As all practitioners of hospital pharmacy are now surely aware, the ramifications of the recent outsourced compounding scandal have yet to reach their full trajectory, and certainly have not ended with the tragic injuries and deaths due to contaminated products. Although cessation of business and follow up investigation are always necessary when such a breach of patient safety is discovered, these actions place increased strain on a business model that already faces significant challenges. The increase in commercial drug product shortages combined with increased pressure to deliver quality care at lower costs, all under the auspice of proper regulatory compliance, has created a boiling kettle with no valve to release the steam. While it may seem easier to seek remedies to these difficult situations, perhaps it is worth taking a step back and gaining a better understanding of how to avoid such circumstances altogether in the future.
Most, if not all pharmacy directors in the US are versed in the tenets of at least some combination of TJC, USP, and ISMP recommendations, as well as state board and CMS requirements for good pharmacy practice. Concepts such as medication management standards and national patient safety goals have been ingrained in both mental practices and physical policies and procedures for some time, yet other resources may be less obvious.
It is easy to see why pharmacy managers devote their energies to ensuring proper compliance with medication handling and storage, aseptic technique, and automation and technology implementation recommendations, but how many have given equal interest to the leadership standards (LD) put forth by TJC? Among the several standards listed in this section is LD.04.03.09—Care, treatment, and services provided through contractual agreement are provided safely and effectively. This standard provides elements of performance just like those listed under the medication management (MM) standards, only these are designed to help avoid the very problems caused by the recent outsourced compounding scandal. EP 4 under this standard states: leaders monitor contracted services by establishing expectations for the performance of the contracted services. The standard goes on to detail how leaders can take control of contracted services—such as outsourced compounding—that they will ultimately be responsible for within the hospital setting.
It is illogical to blame hospital pharmacists for the terrible results of this recent health care scandal simply because many hospitals across the US partnered with an outsourcer for the provision of compounded products that proved contaminated. However, clearly the expectation is that hospitals must do everything in their power to ensure the practices of businesses they work with and rely on are on par with the high level of their own, internal practices. As the saying goes, ignorance is not an excuse, and it is rarely wise to blindly trust in the infallibility of operations you rely on to support your own practice integrity.

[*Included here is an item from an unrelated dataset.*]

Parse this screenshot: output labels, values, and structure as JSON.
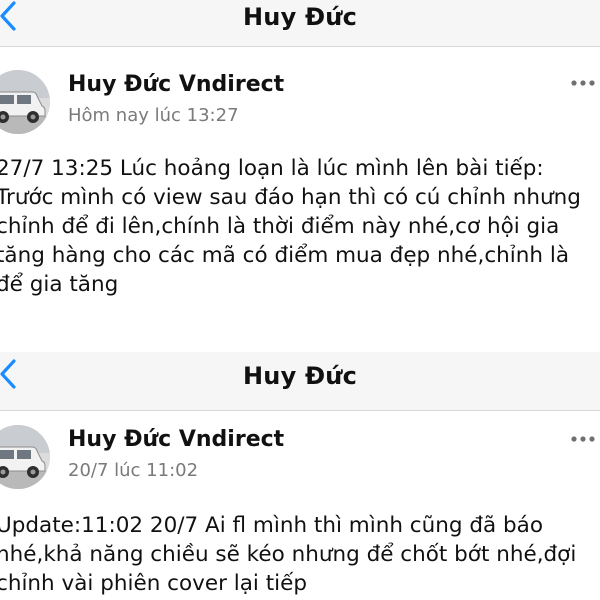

Perhaps now is a good time to review TJC’s leadership standards and see if there are other areas that would benefit from increased monitoring and oversight. What other services do you contract for and depend on to keep your pharmacy operation running smoothly? In an upcoming PP&P issue, Kurt Patton of Patton Healthcare Consulting will discuss the LD standard as well as other issues that TJC will likely be paying extra attention to in 2013. We hope you will apply some of these suggestions to your own pharmacy practices and thereby increase the level of safety for all patients.
All the best,
R. Mitchell Halvorsen